The PC version of Dark Souls II will feature “increased texture resolution” and an “enhanced frame-rate option,” the developer said in an update on Facebook. In addition to this, From Software promises that the game’s controls have been “perfectly” adapted to mouse and keyboard.
Preordering Dark Souls II on Steam gets you a digital soundtrack and early access to the Black Armor Weapon Set, as well as the official Dark Souls II artbook in PDF format and the complete Dark Souls II digital comic book.

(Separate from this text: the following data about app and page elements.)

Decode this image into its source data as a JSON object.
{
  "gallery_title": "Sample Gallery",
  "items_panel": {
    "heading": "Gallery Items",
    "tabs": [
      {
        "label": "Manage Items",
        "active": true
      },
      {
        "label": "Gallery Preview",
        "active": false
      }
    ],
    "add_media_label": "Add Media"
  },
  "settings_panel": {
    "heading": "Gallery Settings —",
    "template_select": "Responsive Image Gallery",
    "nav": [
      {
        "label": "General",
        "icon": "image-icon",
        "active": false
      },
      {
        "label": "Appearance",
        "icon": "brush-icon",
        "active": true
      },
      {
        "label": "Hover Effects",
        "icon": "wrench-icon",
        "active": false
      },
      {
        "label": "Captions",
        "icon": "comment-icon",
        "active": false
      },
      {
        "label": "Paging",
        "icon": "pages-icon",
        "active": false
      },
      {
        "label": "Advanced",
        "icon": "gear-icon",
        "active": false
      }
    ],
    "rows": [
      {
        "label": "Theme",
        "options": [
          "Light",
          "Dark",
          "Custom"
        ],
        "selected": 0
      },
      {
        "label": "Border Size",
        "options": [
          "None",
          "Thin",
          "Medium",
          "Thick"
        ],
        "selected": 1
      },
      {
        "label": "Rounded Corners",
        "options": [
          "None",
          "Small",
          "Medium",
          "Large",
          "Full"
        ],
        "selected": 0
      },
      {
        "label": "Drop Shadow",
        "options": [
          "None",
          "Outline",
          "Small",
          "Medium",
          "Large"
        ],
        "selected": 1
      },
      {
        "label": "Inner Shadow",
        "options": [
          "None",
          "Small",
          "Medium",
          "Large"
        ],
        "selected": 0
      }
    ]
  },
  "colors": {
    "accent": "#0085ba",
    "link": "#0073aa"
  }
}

The system requirements for Dark Souls II have not been announced. Publisher Bandai Namco announced recently that preorders for the game are up 50 percent over the 2011 original and that the publisher will invest £1 million ($1.6 million) into marketing the game in the United Kingdom alone.
Microsoft will debut its DirectX 12 API on March 20, at the Game Developers Conference in San Francisco, the company has announced.
DirectX 12 will feature in a GDC presentation at 10:00 PST on the day, ‘DirectX: Evolving Microsoft’s Graphics Platform’, which will be led by Windows graphics development manager Anju Gosalia.
“You asked us to bring you even closer to the metal and to do so on an unparalleled assortment of hardware,” reads the talk’s official description. “You also asked us for better tools so that you can squeeze every last drop of performance out of your PC, tablet, phone, and console.”
“Come learn our plans to deliver,” says Microsoft. A picture for the talk also includes logos from AMD, Intel, Nvidia, and Qualcomm.
DirectX 12 will be the first major update of the API since Microsoft launched DirectX 11 way back in 2008.
On paper, Age of Wonders III sounds intimidating. It’s an independently developed turn-based strategy game for the PC with a legacy that stretches back over a decade. As someone jumping into the Age of Wonders series for the first time, I was picturing menus piled on top of menus full of confounding research trees and political stratagems I was 10 years too late to comprehend. Thankfully, Age of Wonders III is not like this at all. It’s a much more approachable game than I had expected, and after spending a few days with it, I discovered it also invoked some of my fondest memories of PC gaming.
At the risk of sounding too grandiose, playing Age of Wonders III felt like playing through a highlight reel of In Age of Wonders III, your goal is always to lead your empire to victory. Allies are optional.
Of course, the true test of a good strategy game is if it can make the hours evaporate after you told yourself just one more turn. And, at least for me, Age of Wonders III definitely has the time-gobbling quality. Now I have only a few more weeks left before my entire social life is consumed in a battle hymn of fire and ice. Recently, developer Triumph Studios announced that Age of Wonders III will be released on March 31 through Steam and Good Old Games. If you’re looking to hone your skills before that release date, well, I can think of a couple of PC gaming favorites to help you brush up on your skills.